Some L.A. Schools Still Await Quake Repairs
Every few weeks, the cracks in the John F. Kennedy High School gym in Los Angeles are a little bigger and its doors get a bit more out of whack.
The damaged building is a reminder of the earthquake that rocked Southern California on Jan. 17, 1994. It is also among the major repairs tied up in negotiations between local and federal officials nearly three years later.
"It brought the community together because we were all in the same boat," Pete Fries, the assistant principal at Kennedy High, said of the quake. "But as time goes on, you can put up with the dust and debris for only so long."
Overall, a monumental amount of work has repaired most Los Angeles-area schools damaged by the powerful Northridge earthquake.
In the Los Angeles Unified School District alone, 75 percent of repairs to 5,500 damaged structures are done. The work has ranged from patching walls to building new schools.
To date, the Federal Emergency Management Agency has approved $105 million in repairs for the district, including a $60 million advance payment shortly after the temblor. Up to $40 million more may be requested, however, by 1998, when repairs are projected to be finished.

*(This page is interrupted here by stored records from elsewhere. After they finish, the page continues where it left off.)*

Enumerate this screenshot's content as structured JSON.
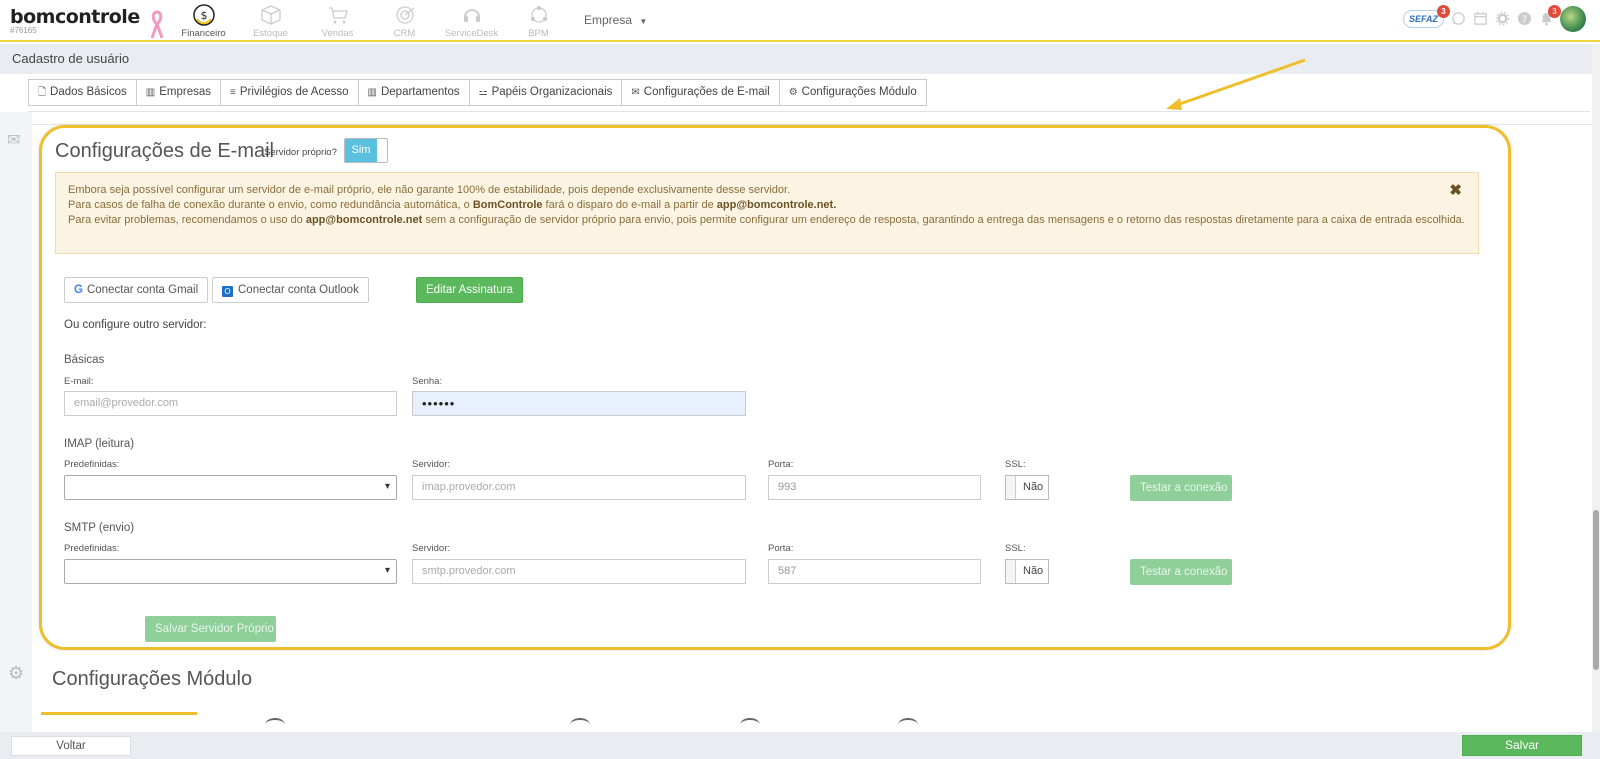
{
  "app": {
    "logo": "bomcontrole",
    "account_id": "#76165",
    "modules": [
      {
        "label": "Financeiro",
        "icon": "dollar-coin-icon",
        "active": true
      },
      {
        "label": "Estoque",
        "icon": "box-icon",
        "active": false
      },
      {
        "label": "Vendas",
        "icon": "cart-icon",
        "active": false
      },
      {
        "label": "CRM",
        "icon": "target-icon",
        "active": false
      },
      {
        "label": "ServiceDesk",
        "icon": "headset-icon",
        "active": false
      },
      {
        "label": "BPM",
        "icon": "process-icon",
        "active": false
      }
    ],
    "empresa": "Empresa",
    "sefaz": {
      "label": "SEFAZ",
      "badge": "3"
    },
    "notifications_badge": "3"
  },
  "page": {
    "title": "Cadastro de usuário"
  },
  "tabs": [
    {
      "label": "Dados Básicos",
      "icon": "file-icon"
    },
    {
      "label": "Empresas",
      "icon": "building-icon"
    },
    {
      "label": "Privilégios de Acesso",
      "icon": "list-icon"
    },
    {
      "label": "Departamentos",
      "icon": "building-icon"
    },
    {
      "label": "Papéis Organizacionais",
      "icon": "sitemap-icon"
    },
    {
      "label": "Configurações de E-mail",
      "icon": "envelope-icon"
    },
    {
      "label": "Configurações Módulo",
      "icon": "gear-icon"
    }
  ],
  "email_config": {
    "title": "Configurações de E-mail",
    "own_server_label": "Servidor próprio?",
    "own_server_value": "Sim",
    "alert": {
      "line1": "Embora seja possível configurar um servidor de e-mail próprio, ele não garante 100% de estabilidade, pois depende exclusivamente desse servidor.",
      "line2_a": "Para casos de falha de conexão durante o envio, como redundância automática, o ",
      "line2_b": "BomControle",
      "line2_c": " fará o disparo do e-mail a partir de ",
      "line2_d": "app@bomcontrole.net.",
      "line3_a": "Para evitar problemas, recomendamos o uso do ",
      "line3_b": "app@bomcontrole.net",
      "line3_c": " sem a configuração de servidor próprio para envio, pois permite configurar um endereço de resposta, garantindo a entrega das mensagens e o retorno das respostas diretamente para a caixa de entrada escolhida."
    },
    "btn_gmail": "Conectar conta Gmail",
    "btn_outlook": "Conectar conta Outlook",
    "btn_signature": "Editar Assinatura",
    "other_server": "Ou configure outro servidor:",
    "basic": {
      "title": "Básicas",
      "email_label": "E-mail:",
      "email_placeholder": "email@provedor.com",
      "password_label": "Senha:",
      "password_value": "••••••"
    },
    "imap": {
      "title": "IMAP (leitura)",
      "preset_label": "Predefinidas:",
      "server_label": "Servidor:",
      "server_placeholder": "imap.provedor.com",
      "port_label": "Porta:",
      "port_value": "993",
      "ssl_label": "SSL:",
      "ssl_value": "Não",
      "test_button": "Testar a conexão"
    },
    "smtp": {
      "title": "SMTP (envio)",
      "preset_label": "Predefinidas:",
      "server_label": "Servidor:",
      "server_placeholder": "smtp.provedor.com",
      "port_label": "Porta:",
      "port_value": "587",
      "ssl_label": "SSL:",
      "ssl_value": "Não",
      "test_button": "Testar a conexão"
    },
    "save_own_server": "Salvar Servidor Próprio"
  },
  "module_config": {
    "title": "Configurações Módulo"
  },
  "footer": {
    "back": "Voltar",
    "save": "Salvar"
  },
  "colors": {
    "highlight": "#efbf2b",
    "success": "#5cb85c",
    "toggle_on": "#5bc0de",
    "alert_bg": "#fcf4e3"
  }
}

Another $160 million in federal and state funds will be spent to mitigate earthquake hazards by taking such precautions as replacing 200,000 hanging lamps with safer models.
"The idea is to minimize damage from future seismic activity and protect life at all costs," said Wayne Ranick, the spokesman for FEMA's Pasadena office.
Despite the progress, several repairs are on hold while officials from California and FEMA negotiate funding levels.
For example, the parties are at odds over whether to rebuild the Kennedy High gym or simply fix it. The gym has been temporarily reinforced and is being used by 2,700 students. A new structure would cost about $6 million. Repairs would come to $1 million.
And there is discussion over how to handle numerous playground repairs. Federal regulations allow FEMA to pay only for earthquake-related damage, so the agency prefers that schools merely replace strips of asphalt where there are cracks. But older playgrounds damaged by the quake require so much work that school officials are arguing for a complete overhaul.
"We want to make sure applicants get every dollar they are eligible for, but we're also accountable to lawmakers and taxpayers," Mr. Ranick said.
Ultimately, one of the trickiest jobs may be providing project-by-project accounts of repairs as required by FEMA. Los Angeles Unified, which has 650,000 students, records the expenses by school.
"That's one of the biggest issues right now--how can we be flexible with this," said Margaret Scholl, director of the district's earthquake-recovery program. "If you're a little person on a skateboard, you can turn on a dime. It takes a long time if you're the Queen Mary."
But most recovery efforts have gone smoothly, local officials say.
"It has worked out like a blessing," said Angie Stoiloff, the office manager at San Fernando Elementary School. "We have all new computers, although our walls are still cracked."
The school's auditorium was being rebuilt as she spoke, and it should be done by February.
Teachers and students at Van Gogh Street Elementary School in Granada Hills are eagerly watching their school be rebuilt. The expected completion date is 1998.
For now, Van Gogh's 375 students work in portable classrooms on the grounds of a middle school a mile away from their old school.
Kennedy High has also come a long way since quake-related damage closed the school's three main classroom buildings.
Two of those structures have since reopened. The third, which housed the administration and 20 classrooms, had to be demolished. It was in such bad shape that school officials were allowed back in for just six hours to retrieve student records.
Construction on the new $7 million building should begin next summer. For now, staff members are conducting counseling in the school's former auto shop.
"What's been missed by the media," Mr. Fries said, "is that the district's maintenance staff and inspectors really did a great job."
But is three years or more too long to wait? Mr. Ranick doesn't think so: "A lot of people ask how 10 seconds of shaking can cause so much damage. Well, that's just the reality."